### Work request
Copy the data below exactly, but not the pictures it contains.

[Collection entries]
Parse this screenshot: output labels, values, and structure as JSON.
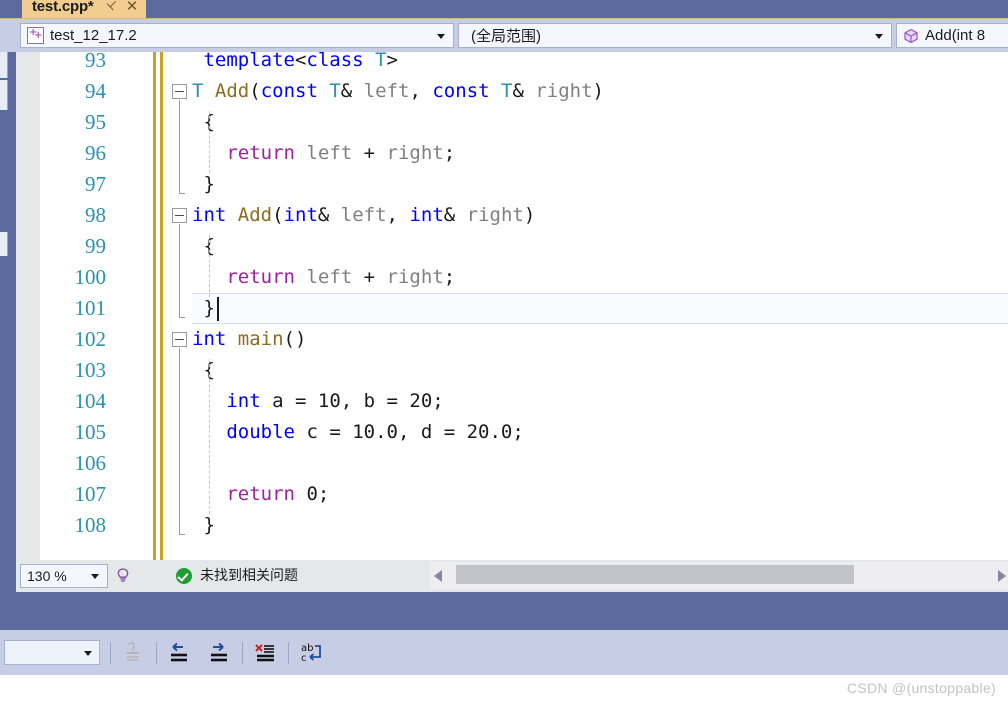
{
  "window": {
    "tab": {
      "title": "test.cpp*",
      "pin_icon": "pin-icon",
      "close_icon": "close-icon"
    }
  },
  "navbar": {
    "project_combo": {
      "icon": "cpp-project-icon",
      "value": "test_12_17.2",
      "arrow_icon": "chevron-down-icon"
    },
    "scope_combo": {
      "value": "(全局范围)",
      "arrow_icon": "chevron-down-icon"
    },
    "member_combo": {
      "icon": "method-cube-icon",
      "value": "Add(int 8"
    }
  },
  "editor": {
    "lines": [
      {
        "num": "93",
        "indent": 1,
        "fold": null,
        "tokens": [
          {
            "t": "template",
            "c": "kw"
          },
          {
            "t": "<",
            "c": "op"
          },
          {
            "t": "class",
            "c": "kw"
          },
          {
            "t": " ",
            "c": "plain"
          },
          {
            "t": "T",
            "c": "type"
          },
          {
            "t": ">",
            "c": "op"
          }
        ]
      },
      {
        "num": "94",
        "indent": 0,
        "fold": "minus",
        "tokens": [
          {
            "t": "T",
            "c": "type"
          },
          {
            "t": " ",
            "c": "plain"
          },
          {
            "t": "Add",
            "c": "fn"
          },
          {
            "t": "(",
            "c": "op"
          },
          {
            "t": "const",
            "c": "kw"
          },
          {
            "t": " ",
            "c": "plain"
          },
          {
            "t": "T",
            "c": "type"
          },
          {
            "t": "& ",
            "c": "op"
          },
          {
            "t": "left",
            "c": "id"
          },
          {
            "t": ", ",
            "c": "op"
          },
          {
            "t": "const",
            "c": "kw"
          },
          {
            "t": " ",
            "c": "plain"
          },
          {
            "t": "T",
            "c": "type"
          },
          {
            "t": "& ",
            "c": "op"
          },
          {
            "t": "right",
            "c": "id"
          },
          {
            "t": ")",
            "c": "op"
          }
        ]
      },
      {
        "num": "95",
        "indent": 1,
        "fold": null,
        "tokens": [
          {
            "t": "{",
            "c": "op"
          }
        ]
      },
      {
        "num": "96",
        "indent": 3,
        "fold": null,
        "tokens": [
          {
            "t": "return",
            "c": "ctl"
          },
          {
            "t": " ",
            "c": "plain"
          },
          {
            "t": "left",
            "c": "id"
          },
          {
            "t": " + ",
            "c": "op"
          },
          {
            "t": "right",
            "c": "id"
          },
          {
            "t": ";",
            "c": "op"
          }
        ]
      },
      {
        "num": "97",
        "indent": 1,
        "fold": null,
        "tokens": [
          {
            "t": "}",
            "c": "op"
          }
        ]
      },
      {
        "num": "98",
        "indent": 0,
        "fold": "minus",
        "tokens": [
          {
            "t": "int",
            "c": "kw"
          },
          {
            "t": " ",
            "c": "plain"
          },
          {
            "t": "Add",
            "c": "fn"
          },
          {
            "t": "(",
            "c": "op"
          },
          {
            "t": "int",
            "c": "kw"
          },
          {
            "t": "& ",
            "c": "op"
          },
          {
            "t": "left",
            "c": "id"
          },
          {
            "t": ", ",
            "c": "op"
          },
          {
            "t": "int",
            "c": "kw"
          },
          {
            "t": "& ",
            "c": "op"
          },
          {
            "t": "right",
            "c": "id"
          },
          {
            "t": ")",
            "c": "op"
          }
        ]
      },
      {
        "num": "99",
        "indent": 1,
        "fold": null,
        "tokens": [
          {
            "t": "{",
            "c": "op"
          }
        ]
      },
      {
        "num": "100",
        "indent": 3,
        "fold": null,
        "tokens": [
          {
            "t": "return",
            "c": "ctl"
          },
          {
            "t": " ",
            "c": "plain"
          },
          {
            "t": "left",
            "c": "id"
          },
          {
            "t": " + ",
            "c": "op"
          },
          {
            "t": "right",
            "c": "id"
          },
          {
            "t": ";",
            "c": "op"
          }
        ]
      },
      {
        "num": "101",
        "indent": 1,
        "fold": null,
        "current": true,
        "tokens": [
          {
            "t": "}",
            "c": "op"
          }
        ]
      },
      {
        "num": "102",
        "indent": 0,
        "fold": "minus",
        "tokens": [
          {
            "t": "int",
            "c": "kw"
          },
          {
            "t": " ",
            "c": "plain"
          },
          {
            "t": "main",
            "c": "fn"
          },
          {
            "t": "()",
            "c": "op"
          }
        ]
      },
      {
        "num": "103",
        "indent": 1,
        "fold": null,
        "tokens": [
          {
            "t": "{",
            "c": "op"
          }
        ]
      },
      {
        "num": "104",
        "indent": 3,
        "fold": null,
        "tokens": [
          {
            "t": "int",
            "c": "kw"
          },
          {
            "t": " ",
            "c": "plain"
          },
          {
            "t": "a = 10, b = 20;",
            "c": "plain"
          }
        ]
      },
      {
        "num": "105",
        "indent": 3,
        "fold": null,
        "tokens": [
          {
            "t": "double",
            "c": "kw"
          },
          {
            "t": " ",
            "c": "plain"
          },
          {
            "t": "c = 10.0, d = 20.0;",
            "c": "plain"
          }
        ]
      },
      {
        "num": "106",
        "indent": 3,
        "fold": null,
        "tokens": []
      },
      {
        "num": "107",
        "indent": 3,
        "fold": null,
        "tokens": [
          {
            "t": "return",
            "c": "ctl"
          },
          {
            "t": " ",
            "c": "plain"
          },
          {
            "t": "0",
            "c": "plain"
          },
          {
            "t": ";",
            "c": "op"
          }
        ]
      },
      {
        "num": "108",
        "indent": 1,
        "fold": null,
        "tokens": [
          {
            "t": "}",
            "c": "op"
          }
        ]
      }
    ]
  },
  "statusbar": {
    "zoom": {
      "value": "130 %",
      "arrow_icon": "chevron-down-icon"
    },
    "lightbulb_icon": "lightbulb-icon",
    "status_icon": "success-check-icon",
    "status_message": "未找到相关问题",
    "scrollbar": {
      "left_arrow_icon": "arrow-left-icon",
      "right_arrow_icon": "arrow-right-icon"
    }
  },
  "bottom_toolbar": {
    "combo": {
      "value": "",
      "arrow_icon": "chevron-down-icon"
    },
    "buttons": [
      {
        "name": "stamp-icon",
        "disabled": true
      },
      {
        "name": "indent-left-icon",
        "disabled": false
      },
      {
        "name": "indent-right-icon",
        "disabled": false
      },
      {
        "name": "clear-all-icon",
        "disabled": false
      },
      {
        "name": "word-wrap-icon",
        "disabled": false
      }
    ]
  },
  "watermark": {
    "text": "CSDN @(unstoppable)"
  },
  "colors": {
    "chrome_blue": "#5c6a9e",
    "toolbar_blue": "#c6cde4",
    "tab_active": "#f2cd8f",
    "linenum": "#2b91af",
    "keyword": "#0000ff",
    "type": "#2b91af",
    "function": "#8a6d1f",
    "control": "#a020a0",
    "identifier": "#808080",
    "changebar": "#c9a227",
    "status_ok": "#1f9c32"
  }
}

### Your response
Parse this screenshot: output labels, values, and structure as JSON.
{
  "window": {
    "tab": {
      "title": "test.cpp*",
      "pin_icon": "pin-icon",
      "close_icon": "close-icon"
    }
  },
  "navbar": {
    "project_combo": {
      "icon": "cpp-project-icon",
      "value": "test_12_17.2",
      "arrow_icon": "chevron-down-icon"
    },
    "scope_combo": {
      "value": "(全局范围)",
      "arrow_icon": "chevron-down-icon"
    },
    "member_combo": {
      "icon": "method-cube-icon",
      "value": "Add(int 8"
    }
  },
  "editor": {
    "lines": [
      {
        "num": "93",
        "indent": 1,
        "fold": null,
        "tokens": [
          {
            "t": "template",
            "c": "kw"
          },
          {
            "t": "<",
            "c": "op"
          },
          {
            "t": "class",
            "c": "kw"
          },
          {
            "t": " ",
            "c": "plain"
          },
          {
            "t": "T",
            "c": "type"
          },
          {
            "t": ">",
            "c": "op"
          }
        ]
      },
      {
        "num": "94",
        "indent": 0,
        "fold": "minus",
        "tokens": [
          {
            "t": "T",
            "c": "type"
          },
          {
            "t": " ",
            "c": "plain"
          },
          {
            "t": "Add",
            "c": "fn"
          },
          {
            "t": "(",
            "c": "op"
          },
          {
            "t": "const",
            "c": "kw"
          },
          {
            "t": " ",
            "c": "plain"
          },
          {
            "t": "T",
            "c": "type"
          },
          {
            "t": "& ",
            "c": "op"
          },
          {
            "t": "left",
            "c": "id"
          },
          {
            "t": ", ",
            "c": "op"
          },
          {
            "t": "const",
            "c": "kw"
          },
          {
            "t": " ",
            "c": "plain"
          },
          {
            "t": "T",
            "c": "type"
          },
          {
            "t": "& ",
            "c": "op"
          },
          {
            "t": "right",
            "c": "id"
          },
          {
            "t": ")",
            "c": "op"
          }
        ]
      },
      {
        "num": "95",
        "indent": 1,
        "fold": null,
        "tokens": [
          {
            "t": "{",
            "c": "op"
          }
        ]
      },
      {
        "num": "96",
        "indent": 3,
        "fold": null,
        "tokens": [
          {
            "t": "return",
            "c": "ctl"
          },
          {
            "t": " ",
            "c": "plain"
          },
          {
            "t": "left",
            "c": "id"
          },
          {
            "t": " + ",
            "c": "op"
          },
          {
            "t": "right",
            "c": "id"
          },
          {
            "t": ";",
            "c": "op"
          }
        ]
      },
      {
        "num": "97",
        "indent": 1,
        "fold": null,
        "tokens": [
          {
            "t": "}",
            "c": "op"
          }
        ]
      },
      {
        "num": "98",
        "indent": 0,
        "fold": "minus",
        "tokens": [
          {
            "t": "int",
            "c": "kw"
          },
          {
            "t": " ",
            "c": "plain"
          },
          {
            "t": "Add",
            "c": "fn"
          },
          {
            "t": "(",
            "c": "op"
          },
          {
            "t": "int",
            "c": "kw"
          },
          {
            "t": "& ",
            "c": "op"
          },
          {
            "t": "left",
            "c": "id"
          },
          {
            "t": ", ",
            "c": "op"
          },
          {
            "t": "int",
            "c": "kw"
          },
          {
            "t": "& ",
            "c": "op"
          },
          {
            "t": "right",
            "c": "id"
          },
          {
            "t": ")",
            "c": "op"
          }
        ]
      },
      {
        "num": "99",
        "indent": 1,
        "fold": null,
        "tokens": [
          {
            "t": "{",
            "c": "op"
          }
        ]
      },
      {
        "num": "100",
        "indent": 3,
        "fold": null,
        "tokens": [
          {
            "t": "return",
            "c": "ctl"
          },
          {
            "t": " ",
            "c": "plain"
          },
          {
            "t": "left",
            "c": "id"
          },
          {
            "t": " + ",
            "c": "op"
          },
          {
            "t": "right",
            "c": "id"
          },
          {
            "t": ";",
            "c": "op"
          }
        ]
      },
      {
        "num": "101",
        "indent": 1,
        "fold": null,
        "current": true,
        "tokens": [
          {
            "t": "}",
            "c": "op"
          }
        ]
      },
      {
        "num": "102",
        "indent": 0,
        "fold": "minus",
        "tokens": [
          {
            "t": "int",
            "c": "kw"
          },
          {
            "t": " ",
            "c": "plain"
          },
          {
            "t": "main",
            "c": "fn"
          },
          {
            "t": "()",
            "c": "op"
          }
        ]
      },
      {
        "num": "103",
        "indent": 1,
        "fold": null,
        "tokens": [
          {
            "t": "{",
            "c": "op"
          }
        ]
      },
      {
        "num": "104",
        "indent": 3,
        "fold": null,
        "tokens": [
          {
            "t": "int",
            "c": "kw"
          },
          {
            "t": " ",
            "c": "plain"
          },
          {
            "t": "a = 10, b = 20;",
            "c": "plain"
          }
        ]
      },
      {
        "num": "105",
        "indent": 3,
        "fold": null,
        "tokens": [
          {
            "t": "double",
            "c": "kw"
          },
          {
            "t": " ",
            "c": "plain"
          },
          {
            "t": "c = 10.0, d = 20.0;",
            "c": "plain"
          }
        ]
      },
      {
        "num": "106",
        "indent": 3,
        "fold": null,
        "tokens": []
      },
      {
        "num": "107",
        "indent": 3,
        "fold": null,
        "tokens": [
          {
            "t": "return",
            "c": "ctl"
          },
          {
            "t": " ",
            "c": "plain"
          },
          {
            "t": "0",
            "c": "plain"
          },
          {
            "t": ";",
            "c": "op"
          }
        ]
      },
      {
        "num": "108",
        "indent": 1,
        "fold": null,
        "tokens": [
          {
            "t": "}",
            "c": "op"
          }
        ]
      }
    ]
  },
  "statusbar": {
    "zoom": {
      "value": "130 %",
      "arrow_icon": "chevron-down-icon"
    },
    "lightbulb_icon": "lightbulb-icon",
    "status_icon": "success-check-icon",
    "status_message": "未找到相关问题",
    "scrollbar": {
      "left_arrow_icon": "arrow-left-icon",
      "right_arrow_icon": "arrow-right-icon"
    }
  },
  "bottom_toolbar": {
    "combo": {
      "value": "",
      "arrow_icon": "chevron-down-icon"
    },
    "buttons": [
      {
        "name": "stamp-icon",
        "disabled": true
      },
      {
        "name": "indent-left-icon",
        "disabled": false
      },
      {
        "name": "indent-right-icon",
        "disabled": false
      },
      {
        "name": "clear-all-icon",
        "disabled": false
      },
      {
        "name": "word-wrap-icon",
        "disabled": false
      }
    ]
  },
  "watermark": {
    "text": "CSDN @(unstoppable)"
  },
  "colors": {
    "chrome_blue": "#5c6a9e",
    "toolbar_blue": "#c6cde4",
    "tab_active": "#f2cd8f",
    "linenum": "#2b91af",
    "keyword": "#0000ff",
    "type": "#2b91af",
    "function": "#8a6d1f",
    "control": "#a020a0",
    "identifier": "#808080",
    "changebar": "#c9a227",
    "status_ok": "#1f9c32"
  }
}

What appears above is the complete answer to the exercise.